Both the psalmist and the writer of John were using symbolic, metaphoric, mystical language to talk about the earthly experience of living in the emotional dark shadows—depression, fear, anxiety, paranoia. Most mystics, like Jesus, have suffered their share of the dark shadows of life. And like most mystics, some of Jesus’ followers thought he was out of his mind. (John 10:19)

But because Jesus had experienced the shadows of life he promised his followers he would be there with them in their times of darkness. He said he loved them and that he would search all of creation to find them, even into the darkest hell of their lives. And Jesus made those same promises to us.
The apostle Peter wrote that, “(Christ) was put to death in the flesh, but was resurrected in the spirit, (where) he went and made a proclamation to the spirits in prison (the dead in hell.) (I Peter 3:18-20, 4:6) In other words, Christ in the spirit will be present with us in the very hell of our life.

But what about life after death?
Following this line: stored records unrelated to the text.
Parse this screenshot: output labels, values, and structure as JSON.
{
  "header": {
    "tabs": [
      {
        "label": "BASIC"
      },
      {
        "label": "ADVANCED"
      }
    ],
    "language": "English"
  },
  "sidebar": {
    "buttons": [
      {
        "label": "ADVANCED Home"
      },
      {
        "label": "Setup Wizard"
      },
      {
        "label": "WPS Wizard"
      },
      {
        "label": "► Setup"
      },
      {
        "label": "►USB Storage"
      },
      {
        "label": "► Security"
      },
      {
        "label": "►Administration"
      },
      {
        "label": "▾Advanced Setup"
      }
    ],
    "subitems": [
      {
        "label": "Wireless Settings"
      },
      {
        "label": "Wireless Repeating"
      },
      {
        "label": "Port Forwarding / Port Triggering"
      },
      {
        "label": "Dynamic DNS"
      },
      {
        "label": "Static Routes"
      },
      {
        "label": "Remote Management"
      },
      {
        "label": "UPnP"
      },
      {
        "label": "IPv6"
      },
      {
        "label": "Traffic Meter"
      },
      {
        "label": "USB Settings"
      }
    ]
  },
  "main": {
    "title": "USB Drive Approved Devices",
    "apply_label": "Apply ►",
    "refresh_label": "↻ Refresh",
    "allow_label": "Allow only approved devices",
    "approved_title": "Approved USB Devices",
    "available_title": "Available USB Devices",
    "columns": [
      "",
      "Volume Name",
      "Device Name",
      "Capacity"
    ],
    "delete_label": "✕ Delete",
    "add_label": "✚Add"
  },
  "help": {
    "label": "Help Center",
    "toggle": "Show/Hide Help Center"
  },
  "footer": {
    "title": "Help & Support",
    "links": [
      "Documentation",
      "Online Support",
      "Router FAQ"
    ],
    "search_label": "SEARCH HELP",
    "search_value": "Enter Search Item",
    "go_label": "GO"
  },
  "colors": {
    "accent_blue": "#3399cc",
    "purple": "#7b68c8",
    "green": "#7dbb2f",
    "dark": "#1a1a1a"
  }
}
Is there is a spiritual life after our physical death. Is there a resurrection into an afterlife?

One idea that some early Christians, like the theologian Origen, wrote about was the idea of the transmigration of souls (metempsychosis or reincarnation). Transmigration of souls is the eternal spiritual formation, or maturation, of the soul. You’ve probably heard of the term, “old soul.” That comes from the idea that the soul spiritually migrates through timelessness, constantly in a state of being molded, formed, into its true divine nature. Metaphorically, we could think of the soul as a drop of water in the ocean. The drop of salty water evaporates, rises into the sky to become part of a cloud. It travels over dry land and rains as fresh water on the earth. The drop evaporates again, rises into the clouds, and continues the cycle. We know that our bodies are made of star dust from eons past. That’s a nice idea to consider. And we know we are breathing the air dinosaur’s exhaled millennia ago. We are the sum of the spirits of ancient past. We are the dead. While the philosophy of the migration of souls was not popularized in later Christianity, it has continued through the ages. Seventeenth century Anglican priest, John Donne wrote poems about the transmigration of souls. And today, these ideas are still maintained in some corners of Christianity.

Still, we’re still left with the haunting question, “So what does this all mean? Here’s something to consider. Are your beliefs about life, death, and the afterlife congruent with the way you live your life? For example, if you believe that your beloved dog will be in heaven, why did you have a hamburger for dinner last night? Do you believe that there’s an afterlife? Then, where are the dead? And can you talk to them? Charting our religious beliefs against how we live can be a challenging but worthwhile exercise. And it could lead to some answers to the question, “Resurrection, So What?”

Try this experiment: make four columns on a piece of paper. In column one, make a list of the top ten things you believe are most important to your faith. In column two write why think each of these items are so important. In column three, write about how you came to believe these things. In the fourth column, answer these two questions: Is this one belief I hold congruent with the other nine on this list? Is this belief I hold so dear, congruent with how I live my life?

I tried this exercise and it was challenging. I won’t share my entire list, but here’s one of my top ten tenets.

There is a God.
Why? For me, this tenet is existentially more satisfying than true atheism.
Where? I have experienced God in the dark hell of my life.
Congruent? Indeed, the experience transmuted my life.